(Collected data entries)
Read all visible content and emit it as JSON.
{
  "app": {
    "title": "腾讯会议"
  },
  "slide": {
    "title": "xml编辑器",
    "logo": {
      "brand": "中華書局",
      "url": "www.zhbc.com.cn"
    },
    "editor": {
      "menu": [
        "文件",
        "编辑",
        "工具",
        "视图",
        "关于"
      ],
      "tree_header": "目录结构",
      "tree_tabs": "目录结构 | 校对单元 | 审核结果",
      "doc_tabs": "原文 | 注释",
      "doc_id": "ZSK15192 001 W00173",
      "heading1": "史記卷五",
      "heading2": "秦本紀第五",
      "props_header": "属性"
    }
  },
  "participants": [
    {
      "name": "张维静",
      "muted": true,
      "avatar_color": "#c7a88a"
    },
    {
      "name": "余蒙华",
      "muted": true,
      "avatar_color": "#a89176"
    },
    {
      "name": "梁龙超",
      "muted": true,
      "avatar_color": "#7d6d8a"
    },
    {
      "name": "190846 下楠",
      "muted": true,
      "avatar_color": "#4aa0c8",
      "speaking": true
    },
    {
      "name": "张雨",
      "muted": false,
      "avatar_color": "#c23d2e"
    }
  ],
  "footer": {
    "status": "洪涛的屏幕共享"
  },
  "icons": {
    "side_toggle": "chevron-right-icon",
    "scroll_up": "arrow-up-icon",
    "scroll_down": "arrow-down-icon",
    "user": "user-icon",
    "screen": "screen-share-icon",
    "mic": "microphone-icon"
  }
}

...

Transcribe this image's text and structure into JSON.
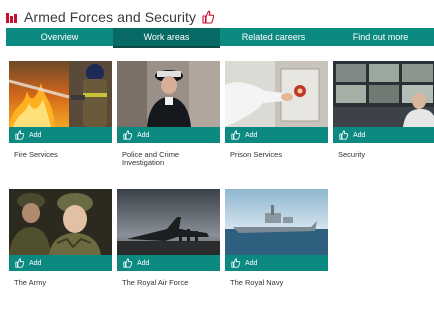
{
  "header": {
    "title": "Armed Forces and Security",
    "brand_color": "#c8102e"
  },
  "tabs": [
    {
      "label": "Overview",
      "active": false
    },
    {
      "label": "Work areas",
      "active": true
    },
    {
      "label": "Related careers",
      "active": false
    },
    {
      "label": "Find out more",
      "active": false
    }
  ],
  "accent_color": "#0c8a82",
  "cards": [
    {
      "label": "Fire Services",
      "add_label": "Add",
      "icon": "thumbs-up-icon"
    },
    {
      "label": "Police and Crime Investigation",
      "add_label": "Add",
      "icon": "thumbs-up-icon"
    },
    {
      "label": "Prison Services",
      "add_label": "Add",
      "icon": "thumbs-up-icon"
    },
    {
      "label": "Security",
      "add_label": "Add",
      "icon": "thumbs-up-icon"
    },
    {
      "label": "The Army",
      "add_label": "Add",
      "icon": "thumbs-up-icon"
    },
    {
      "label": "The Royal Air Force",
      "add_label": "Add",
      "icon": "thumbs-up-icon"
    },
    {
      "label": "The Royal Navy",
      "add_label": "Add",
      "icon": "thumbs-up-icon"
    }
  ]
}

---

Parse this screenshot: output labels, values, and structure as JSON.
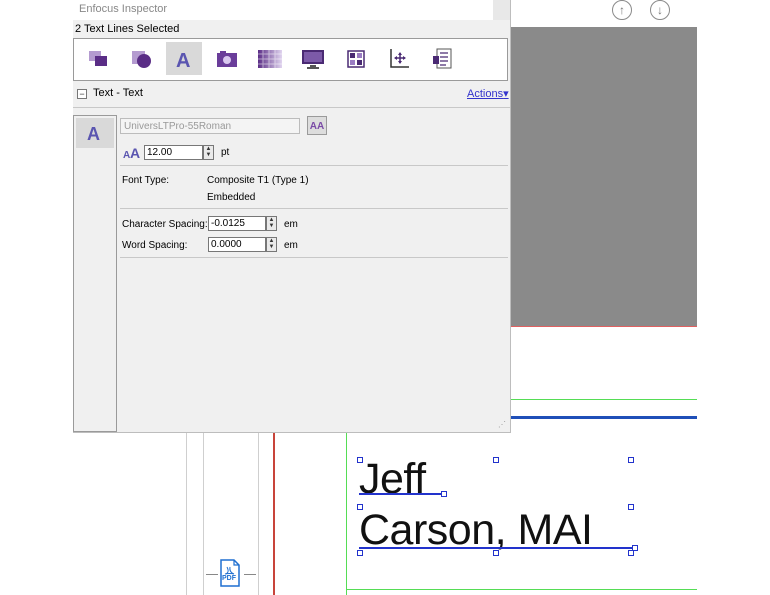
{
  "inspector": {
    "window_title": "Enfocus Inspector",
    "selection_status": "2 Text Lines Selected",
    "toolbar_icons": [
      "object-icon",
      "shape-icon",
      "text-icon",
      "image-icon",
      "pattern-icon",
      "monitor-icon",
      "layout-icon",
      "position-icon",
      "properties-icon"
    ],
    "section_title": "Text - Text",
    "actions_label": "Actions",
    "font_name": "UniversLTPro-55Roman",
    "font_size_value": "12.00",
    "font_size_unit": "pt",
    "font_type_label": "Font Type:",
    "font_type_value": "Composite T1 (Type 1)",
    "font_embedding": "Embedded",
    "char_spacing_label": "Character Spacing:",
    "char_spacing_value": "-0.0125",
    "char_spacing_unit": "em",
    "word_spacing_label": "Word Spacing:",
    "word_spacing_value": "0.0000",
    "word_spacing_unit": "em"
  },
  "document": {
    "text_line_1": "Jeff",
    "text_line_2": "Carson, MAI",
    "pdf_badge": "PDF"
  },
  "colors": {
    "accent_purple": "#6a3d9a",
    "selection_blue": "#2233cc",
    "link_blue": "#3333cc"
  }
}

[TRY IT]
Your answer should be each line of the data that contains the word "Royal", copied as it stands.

[ANSWER]
      "label": "The Royal Air Force",
      "label": "The Royal Navy",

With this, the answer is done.